    Current projects:
  • facial attractiveness
  • intermediate representations of faces
  • CSE PhD Student

    Tomoki Tsuchida

    Modeling, Sound Perception, Auditory Attention, Decision Making

    ECE PhD Student

    Panqu Wang

    Modeling, Face Recognition, Neural Networks

    ECE PhD Student

    Yufei Wang

    Deep Networks

    CSE MS Student

    Amey Parulekar

    Current project:
  • Recognizing sign language gestures in videos
  • CSE MS Student

    Rishikesh Ghewari

    Current project:
  • Action Recognition from Videos
  • ECE Undergraduate Student

    Davis Liang

    Vision, Object Recognition

    Current project:
  • Modeling holistic face processing
  • CSE Undergrad Student

    Vishaal Prasad

    Current project:
  • Lateralization in vision
  • CSE Undergraduate Student

    Chad Atalla

    Vision, Object Recognition

    Current project:
  • Modeling holistic face processing

    Lab Alumni & Visitors By... Lab Role or Current Job


    Lab Opportunities

    Dr. Cottrell is currently not accepting new students. However, students and post-docs with funding and/or who are collaborating with students and post-docs in our lab may be considered, under special circumstances.

    Please browse current members to see people's research interests and current projects. Read about our lab's research areas to learn more about our projects and to browse relevant publications.

    Contacting us:

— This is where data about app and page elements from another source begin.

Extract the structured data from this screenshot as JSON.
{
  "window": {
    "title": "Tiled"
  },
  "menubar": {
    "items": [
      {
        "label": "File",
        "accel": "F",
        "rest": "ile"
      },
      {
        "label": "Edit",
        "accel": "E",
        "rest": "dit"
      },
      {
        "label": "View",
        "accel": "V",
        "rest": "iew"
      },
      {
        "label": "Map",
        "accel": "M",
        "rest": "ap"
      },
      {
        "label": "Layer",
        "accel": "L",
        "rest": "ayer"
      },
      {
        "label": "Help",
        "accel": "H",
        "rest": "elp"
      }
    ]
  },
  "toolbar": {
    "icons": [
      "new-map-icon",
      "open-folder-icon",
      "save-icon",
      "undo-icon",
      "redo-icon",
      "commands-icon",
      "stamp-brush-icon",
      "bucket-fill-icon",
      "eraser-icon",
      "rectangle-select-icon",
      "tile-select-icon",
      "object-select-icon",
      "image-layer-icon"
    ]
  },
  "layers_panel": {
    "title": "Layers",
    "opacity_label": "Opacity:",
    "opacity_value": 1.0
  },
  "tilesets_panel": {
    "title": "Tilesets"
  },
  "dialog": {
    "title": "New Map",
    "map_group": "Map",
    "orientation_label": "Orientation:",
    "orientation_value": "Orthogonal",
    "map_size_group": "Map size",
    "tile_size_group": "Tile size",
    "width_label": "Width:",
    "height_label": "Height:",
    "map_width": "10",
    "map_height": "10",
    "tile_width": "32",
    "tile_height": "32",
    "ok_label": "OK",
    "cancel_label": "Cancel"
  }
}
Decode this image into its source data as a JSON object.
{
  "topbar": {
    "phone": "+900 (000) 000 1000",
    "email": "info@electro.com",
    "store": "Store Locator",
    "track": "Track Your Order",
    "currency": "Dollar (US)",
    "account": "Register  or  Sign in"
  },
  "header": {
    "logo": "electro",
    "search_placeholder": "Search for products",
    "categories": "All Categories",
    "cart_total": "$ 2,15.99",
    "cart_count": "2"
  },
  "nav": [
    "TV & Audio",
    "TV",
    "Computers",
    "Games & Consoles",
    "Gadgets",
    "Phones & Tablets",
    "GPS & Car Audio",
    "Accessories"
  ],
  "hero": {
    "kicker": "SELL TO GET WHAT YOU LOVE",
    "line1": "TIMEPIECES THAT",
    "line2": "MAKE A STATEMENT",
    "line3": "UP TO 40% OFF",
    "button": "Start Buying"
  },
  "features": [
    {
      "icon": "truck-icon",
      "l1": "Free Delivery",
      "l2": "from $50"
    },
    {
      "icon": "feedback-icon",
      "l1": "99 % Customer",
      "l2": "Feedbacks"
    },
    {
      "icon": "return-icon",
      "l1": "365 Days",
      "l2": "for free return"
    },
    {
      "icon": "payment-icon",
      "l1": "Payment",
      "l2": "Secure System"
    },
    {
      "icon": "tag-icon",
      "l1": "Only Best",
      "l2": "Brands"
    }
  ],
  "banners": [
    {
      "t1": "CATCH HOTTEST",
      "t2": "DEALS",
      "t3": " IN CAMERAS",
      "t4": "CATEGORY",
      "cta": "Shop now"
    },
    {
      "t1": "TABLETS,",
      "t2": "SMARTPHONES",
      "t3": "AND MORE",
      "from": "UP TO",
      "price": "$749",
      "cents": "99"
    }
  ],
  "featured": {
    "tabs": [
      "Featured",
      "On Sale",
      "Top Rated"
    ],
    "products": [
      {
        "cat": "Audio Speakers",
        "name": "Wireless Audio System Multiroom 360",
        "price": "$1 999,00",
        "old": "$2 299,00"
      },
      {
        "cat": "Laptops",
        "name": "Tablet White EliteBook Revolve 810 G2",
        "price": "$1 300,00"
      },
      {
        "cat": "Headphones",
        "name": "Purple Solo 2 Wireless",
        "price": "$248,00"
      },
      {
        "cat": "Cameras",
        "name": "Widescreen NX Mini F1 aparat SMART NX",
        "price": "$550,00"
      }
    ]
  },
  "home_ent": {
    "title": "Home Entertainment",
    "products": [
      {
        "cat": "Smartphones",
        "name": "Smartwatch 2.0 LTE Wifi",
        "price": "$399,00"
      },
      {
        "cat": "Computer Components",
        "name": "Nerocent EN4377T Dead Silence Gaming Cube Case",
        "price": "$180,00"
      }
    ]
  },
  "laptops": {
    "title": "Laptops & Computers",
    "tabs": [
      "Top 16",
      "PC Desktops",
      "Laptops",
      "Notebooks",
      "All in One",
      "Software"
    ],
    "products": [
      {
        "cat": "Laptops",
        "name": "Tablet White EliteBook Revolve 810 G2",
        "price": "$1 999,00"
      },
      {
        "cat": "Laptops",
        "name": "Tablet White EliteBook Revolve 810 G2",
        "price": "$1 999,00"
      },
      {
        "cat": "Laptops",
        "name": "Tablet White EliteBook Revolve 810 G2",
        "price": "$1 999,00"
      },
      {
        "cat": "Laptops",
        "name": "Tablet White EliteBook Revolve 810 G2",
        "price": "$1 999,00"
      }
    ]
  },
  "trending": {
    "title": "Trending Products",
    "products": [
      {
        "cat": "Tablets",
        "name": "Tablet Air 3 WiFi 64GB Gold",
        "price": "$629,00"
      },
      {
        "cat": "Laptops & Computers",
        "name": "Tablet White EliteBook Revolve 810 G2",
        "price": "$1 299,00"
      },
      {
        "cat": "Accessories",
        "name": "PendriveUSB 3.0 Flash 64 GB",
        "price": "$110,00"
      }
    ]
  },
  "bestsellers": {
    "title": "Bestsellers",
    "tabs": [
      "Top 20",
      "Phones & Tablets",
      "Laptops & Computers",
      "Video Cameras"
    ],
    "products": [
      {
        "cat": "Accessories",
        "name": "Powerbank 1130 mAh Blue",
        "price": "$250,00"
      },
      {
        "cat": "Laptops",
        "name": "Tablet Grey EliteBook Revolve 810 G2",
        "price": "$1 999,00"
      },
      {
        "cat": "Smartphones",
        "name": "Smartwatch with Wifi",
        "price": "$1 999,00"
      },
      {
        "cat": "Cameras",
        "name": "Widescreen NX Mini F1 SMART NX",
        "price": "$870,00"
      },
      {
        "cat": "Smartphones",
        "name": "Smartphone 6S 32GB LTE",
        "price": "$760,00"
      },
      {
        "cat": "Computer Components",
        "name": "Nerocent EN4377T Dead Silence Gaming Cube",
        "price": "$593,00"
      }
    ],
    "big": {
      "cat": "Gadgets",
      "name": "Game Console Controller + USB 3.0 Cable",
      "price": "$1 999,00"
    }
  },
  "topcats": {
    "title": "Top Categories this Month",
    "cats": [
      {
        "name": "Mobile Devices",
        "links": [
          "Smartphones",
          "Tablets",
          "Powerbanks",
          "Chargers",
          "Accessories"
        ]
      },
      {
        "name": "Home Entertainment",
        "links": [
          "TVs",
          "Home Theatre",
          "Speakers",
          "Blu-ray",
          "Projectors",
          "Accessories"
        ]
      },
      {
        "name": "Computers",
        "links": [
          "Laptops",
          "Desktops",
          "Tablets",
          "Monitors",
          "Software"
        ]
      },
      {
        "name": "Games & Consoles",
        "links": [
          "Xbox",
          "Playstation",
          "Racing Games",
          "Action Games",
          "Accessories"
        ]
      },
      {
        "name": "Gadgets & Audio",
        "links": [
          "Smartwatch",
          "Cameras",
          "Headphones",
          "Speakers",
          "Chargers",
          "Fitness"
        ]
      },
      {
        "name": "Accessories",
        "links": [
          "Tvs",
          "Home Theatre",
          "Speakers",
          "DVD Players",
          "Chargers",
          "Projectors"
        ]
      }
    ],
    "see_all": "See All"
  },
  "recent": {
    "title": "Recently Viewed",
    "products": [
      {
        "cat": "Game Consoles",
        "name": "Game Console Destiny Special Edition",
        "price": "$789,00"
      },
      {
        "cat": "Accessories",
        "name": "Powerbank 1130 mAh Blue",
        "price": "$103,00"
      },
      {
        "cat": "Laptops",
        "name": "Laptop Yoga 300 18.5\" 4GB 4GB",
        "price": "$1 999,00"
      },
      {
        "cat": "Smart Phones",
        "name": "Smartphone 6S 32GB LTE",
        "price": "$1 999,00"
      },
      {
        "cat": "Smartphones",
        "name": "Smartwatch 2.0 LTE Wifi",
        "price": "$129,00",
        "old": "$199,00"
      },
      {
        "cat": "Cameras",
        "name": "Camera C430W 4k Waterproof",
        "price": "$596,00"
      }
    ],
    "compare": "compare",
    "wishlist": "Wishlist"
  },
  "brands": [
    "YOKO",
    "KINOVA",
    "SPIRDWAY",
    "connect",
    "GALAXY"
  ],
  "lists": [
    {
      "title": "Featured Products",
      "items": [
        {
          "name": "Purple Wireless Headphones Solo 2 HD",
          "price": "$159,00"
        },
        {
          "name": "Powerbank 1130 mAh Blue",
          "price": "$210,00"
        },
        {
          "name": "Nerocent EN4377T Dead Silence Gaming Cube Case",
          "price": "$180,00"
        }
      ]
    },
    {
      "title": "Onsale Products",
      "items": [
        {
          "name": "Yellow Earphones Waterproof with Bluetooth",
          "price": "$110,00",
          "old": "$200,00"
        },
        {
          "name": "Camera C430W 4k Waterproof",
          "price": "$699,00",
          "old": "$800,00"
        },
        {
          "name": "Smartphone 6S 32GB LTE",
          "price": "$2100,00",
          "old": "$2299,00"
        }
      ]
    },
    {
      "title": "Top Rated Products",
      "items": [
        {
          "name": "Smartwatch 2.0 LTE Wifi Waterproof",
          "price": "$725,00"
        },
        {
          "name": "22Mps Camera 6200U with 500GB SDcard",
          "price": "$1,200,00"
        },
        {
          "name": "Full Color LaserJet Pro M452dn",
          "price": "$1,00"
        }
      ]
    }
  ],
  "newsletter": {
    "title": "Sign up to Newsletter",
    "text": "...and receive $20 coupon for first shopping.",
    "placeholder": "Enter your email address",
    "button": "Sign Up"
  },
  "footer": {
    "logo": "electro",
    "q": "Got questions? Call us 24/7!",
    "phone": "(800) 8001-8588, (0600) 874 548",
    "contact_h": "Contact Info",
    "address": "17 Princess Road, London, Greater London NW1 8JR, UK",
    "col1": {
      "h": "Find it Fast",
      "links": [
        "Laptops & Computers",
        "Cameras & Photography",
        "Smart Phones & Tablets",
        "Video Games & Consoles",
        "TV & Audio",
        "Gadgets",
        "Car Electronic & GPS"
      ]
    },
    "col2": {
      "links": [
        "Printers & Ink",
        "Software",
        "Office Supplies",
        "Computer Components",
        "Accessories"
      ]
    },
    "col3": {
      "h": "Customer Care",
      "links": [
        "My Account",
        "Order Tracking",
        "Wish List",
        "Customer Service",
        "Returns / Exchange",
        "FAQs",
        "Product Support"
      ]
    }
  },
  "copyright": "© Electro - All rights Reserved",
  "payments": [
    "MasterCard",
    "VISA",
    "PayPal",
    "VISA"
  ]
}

  • For general interest in the lab, email our lab.
  • For interest in joining a current project, try contacting a relevant lab member.
  • For interest in proposing your own, new project, please contact Dr. Cottrell.
  • Coming soon: Past internships and undergraduate projects.